existence of virtue and vice. He gives to these terms, in conformity to the demands of his theory, however, such definitions as render their meaning null and void. The justness and propriety of these remarks will appear, as we introduce (what we now propose to do) our readers to the interior of of the work itself. Our object, of course, is not so much to introduce the reader to the book as to the doctrine which it sets forth. The doctrine of Liberty and Necessity are the great pivots upon which almost all other important questions in theology and morals must ultimately (that is, when each question is pushed to its last analysis,) turn, and in the light of which, they must receive their solution. We here express the conviction, a conviction, the truth of which we believe, will receive the fullest domonstration, in subsequent numbers of the Quarterly, that there can in reality, be but two systems of theology, one determined in all its prominent features by the doctrine of Liberty, and the other by that of Necessity. Every individual, therefore, who would understand the nature and bearings of the great theological questions which now agitate the public mind, should make it a main object to acquaint himself fully with the nature, bearing and tendency of these two great cardinal doctrines. In introducing our readers, therefore, to the work before us, and through it to the doctrine it sets forth with such clearness and force, we shall feel that we have done the cause of truth some service.

Before proceeding directly to a presentation of the doctrine under consideration, we shall adduce a few sentences from this work pertaining to the duty of those who write for the benefit of the public. This author has no fellowship with writers who involve their thoughts in obscurity, and "thus darken counsel by words without knowledge:"

"To express what a man conceives," he says, "is the end of writing; and every reader ought to be satisfied when he sees a man speak of a subject according to the light he has about it, so far as to think him a clear writer.

When, therefore, any writer speaks obscurely, either about God, or any other idea of his mind, the defect is in him. For why did he write before he had a meaning; or before he was able to express to others what he meant? Is it not unpardonable for a man to cant, who pretends to teach.?"

“You see,” adds he, "I bespeak no favor in the question before me, and take the whole fault to myself, if I do not write clearly to you on it, and prove what I propose."

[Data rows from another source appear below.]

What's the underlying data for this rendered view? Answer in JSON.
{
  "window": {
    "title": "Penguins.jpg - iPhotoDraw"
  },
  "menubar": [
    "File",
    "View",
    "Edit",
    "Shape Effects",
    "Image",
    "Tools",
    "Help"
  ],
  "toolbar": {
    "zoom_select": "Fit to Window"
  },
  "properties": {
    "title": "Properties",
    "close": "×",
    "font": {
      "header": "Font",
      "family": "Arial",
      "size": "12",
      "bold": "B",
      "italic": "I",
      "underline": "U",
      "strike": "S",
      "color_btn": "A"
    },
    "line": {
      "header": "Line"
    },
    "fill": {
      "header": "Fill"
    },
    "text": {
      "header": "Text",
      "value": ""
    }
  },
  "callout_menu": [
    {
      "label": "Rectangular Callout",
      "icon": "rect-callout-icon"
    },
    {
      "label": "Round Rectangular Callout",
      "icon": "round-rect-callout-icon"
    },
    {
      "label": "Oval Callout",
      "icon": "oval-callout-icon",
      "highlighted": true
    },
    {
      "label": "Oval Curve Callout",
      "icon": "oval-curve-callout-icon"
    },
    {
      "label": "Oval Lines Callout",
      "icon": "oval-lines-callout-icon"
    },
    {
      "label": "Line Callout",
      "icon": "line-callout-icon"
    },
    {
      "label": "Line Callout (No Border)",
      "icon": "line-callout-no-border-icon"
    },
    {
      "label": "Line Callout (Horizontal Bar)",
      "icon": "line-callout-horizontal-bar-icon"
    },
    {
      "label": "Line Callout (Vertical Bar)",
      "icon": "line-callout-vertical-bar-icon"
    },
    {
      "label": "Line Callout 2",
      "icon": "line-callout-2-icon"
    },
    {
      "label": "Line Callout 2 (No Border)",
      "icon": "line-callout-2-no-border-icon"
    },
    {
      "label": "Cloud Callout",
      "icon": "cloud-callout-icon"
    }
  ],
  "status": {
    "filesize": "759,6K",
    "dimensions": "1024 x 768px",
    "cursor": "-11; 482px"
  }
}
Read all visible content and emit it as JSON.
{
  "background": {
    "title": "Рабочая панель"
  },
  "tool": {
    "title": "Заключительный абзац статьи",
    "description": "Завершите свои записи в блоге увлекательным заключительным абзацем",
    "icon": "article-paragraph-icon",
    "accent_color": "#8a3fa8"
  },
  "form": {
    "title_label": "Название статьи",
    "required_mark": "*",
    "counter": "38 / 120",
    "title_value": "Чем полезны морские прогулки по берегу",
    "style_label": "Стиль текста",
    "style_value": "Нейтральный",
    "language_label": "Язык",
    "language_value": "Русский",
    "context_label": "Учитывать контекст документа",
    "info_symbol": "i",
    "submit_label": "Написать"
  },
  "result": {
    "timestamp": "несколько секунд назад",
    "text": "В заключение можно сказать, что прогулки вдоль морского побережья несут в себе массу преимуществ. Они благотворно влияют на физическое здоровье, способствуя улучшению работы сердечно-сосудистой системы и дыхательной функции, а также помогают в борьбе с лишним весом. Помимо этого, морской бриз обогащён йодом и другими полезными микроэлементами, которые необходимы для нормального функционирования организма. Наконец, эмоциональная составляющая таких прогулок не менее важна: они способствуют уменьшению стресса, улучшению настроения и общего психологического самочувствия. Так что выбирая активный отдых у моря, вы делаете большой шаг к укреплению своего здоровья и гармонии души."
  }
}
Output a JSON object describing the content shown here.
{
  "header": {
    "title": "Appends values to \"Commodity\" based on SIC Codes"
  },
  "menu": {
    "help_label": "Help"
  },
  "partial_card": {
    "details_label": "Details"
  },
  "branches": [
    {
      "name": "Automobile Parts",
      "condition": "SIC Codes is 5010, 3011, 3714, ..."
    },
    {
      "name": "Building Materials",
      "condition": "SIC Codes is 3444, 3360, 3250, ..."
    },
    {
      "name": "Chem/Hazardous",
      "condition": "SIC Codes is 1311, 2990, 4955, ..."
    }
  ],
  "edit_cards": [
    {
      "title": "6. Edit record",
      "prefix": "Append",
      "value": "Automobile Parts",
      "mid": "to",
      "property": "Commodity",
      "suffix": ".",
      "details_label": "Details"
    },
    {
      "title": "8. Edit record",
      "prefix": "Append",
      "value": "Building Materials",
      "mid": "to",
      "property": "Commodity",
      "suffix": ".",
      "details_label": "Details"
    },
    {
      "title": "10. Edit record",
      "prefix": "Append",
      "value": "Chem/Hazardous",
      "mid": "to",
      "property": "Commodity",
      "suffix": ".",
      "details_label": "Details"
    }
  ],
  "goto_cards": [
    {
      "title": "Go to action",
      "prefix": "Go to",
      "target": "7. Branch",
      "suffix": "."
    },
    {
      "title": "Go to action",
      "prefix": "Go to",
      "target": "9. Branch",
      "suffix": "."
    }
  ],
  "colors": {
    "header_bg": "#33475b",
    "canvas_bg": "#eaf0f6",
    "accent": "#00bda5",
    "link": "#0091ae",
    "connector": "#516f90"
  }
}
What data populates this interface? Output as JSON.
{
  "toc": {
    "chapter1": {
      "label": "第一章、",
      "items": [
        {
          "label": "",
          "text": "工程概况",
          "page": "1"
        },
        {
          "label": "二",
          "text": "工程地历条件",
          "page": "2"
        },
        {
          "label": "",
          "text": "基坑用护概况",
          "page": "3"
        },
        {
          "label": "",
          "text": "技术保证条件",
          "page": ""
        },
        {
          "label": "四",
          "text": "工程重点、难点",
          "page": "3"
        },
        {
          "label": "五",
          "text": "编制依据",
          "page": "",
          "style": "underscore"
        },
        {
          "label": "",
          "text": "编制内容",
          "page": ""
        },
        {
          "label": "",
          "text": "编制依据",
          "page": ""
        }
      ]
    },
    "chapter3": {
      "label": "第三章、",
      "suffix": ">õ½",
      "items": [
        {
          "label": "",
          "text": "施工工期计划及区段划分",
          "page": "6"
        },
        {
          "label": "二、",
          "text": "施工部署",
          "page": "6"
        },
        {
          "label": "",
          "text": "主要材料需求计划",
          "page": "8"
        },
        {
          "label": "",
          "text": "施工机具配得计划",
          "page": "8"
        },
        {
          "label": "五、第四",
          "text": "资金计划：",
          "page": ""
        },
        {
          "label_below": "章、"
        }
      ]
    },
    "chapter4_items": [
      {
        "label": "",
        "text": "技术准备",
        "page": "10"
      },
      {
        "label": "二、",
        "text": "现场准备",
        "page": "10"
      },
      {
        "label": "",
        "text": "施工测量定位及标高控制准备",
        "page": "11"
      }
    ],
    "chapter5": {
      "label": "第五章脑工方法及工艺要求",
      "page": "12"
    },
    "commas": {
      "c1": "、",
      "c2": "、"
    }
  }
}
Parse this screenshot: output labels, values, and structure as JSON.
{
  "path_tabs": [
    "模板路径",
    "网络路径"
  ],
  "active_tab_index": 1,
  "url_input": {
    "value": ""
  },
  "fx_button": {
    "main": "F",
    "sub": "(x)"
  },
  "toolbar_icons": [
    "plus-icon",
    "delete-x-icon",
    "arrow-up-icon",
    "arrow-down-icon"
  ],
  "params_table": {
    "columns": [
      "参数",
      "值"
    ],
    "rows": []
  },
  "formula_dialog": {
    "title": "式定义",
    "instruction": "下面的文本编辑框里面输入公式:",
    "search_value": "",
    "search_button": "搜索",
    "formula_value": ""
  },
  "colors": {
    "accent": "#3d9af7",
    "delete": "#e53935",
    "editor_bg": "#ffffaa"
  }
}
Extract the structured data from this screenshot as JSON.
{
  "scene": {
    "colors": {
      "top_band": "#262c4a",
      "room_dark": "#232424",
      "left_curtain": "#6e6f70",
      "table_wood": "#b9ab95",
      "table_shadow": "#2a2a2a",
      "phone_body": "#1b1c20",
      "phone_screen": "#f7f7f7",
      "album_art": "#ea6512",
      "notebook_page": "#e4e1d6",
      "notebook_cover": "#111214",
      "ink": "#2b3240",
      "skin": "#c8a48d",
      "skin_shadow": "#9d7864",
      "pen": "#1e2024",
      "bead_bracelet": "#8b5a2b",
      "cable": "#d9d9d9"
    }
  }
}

Throughout this work, the author has fully redeemed the pledge here implicitly given, as far as perspicuity is concern

« AnteriorContinuar »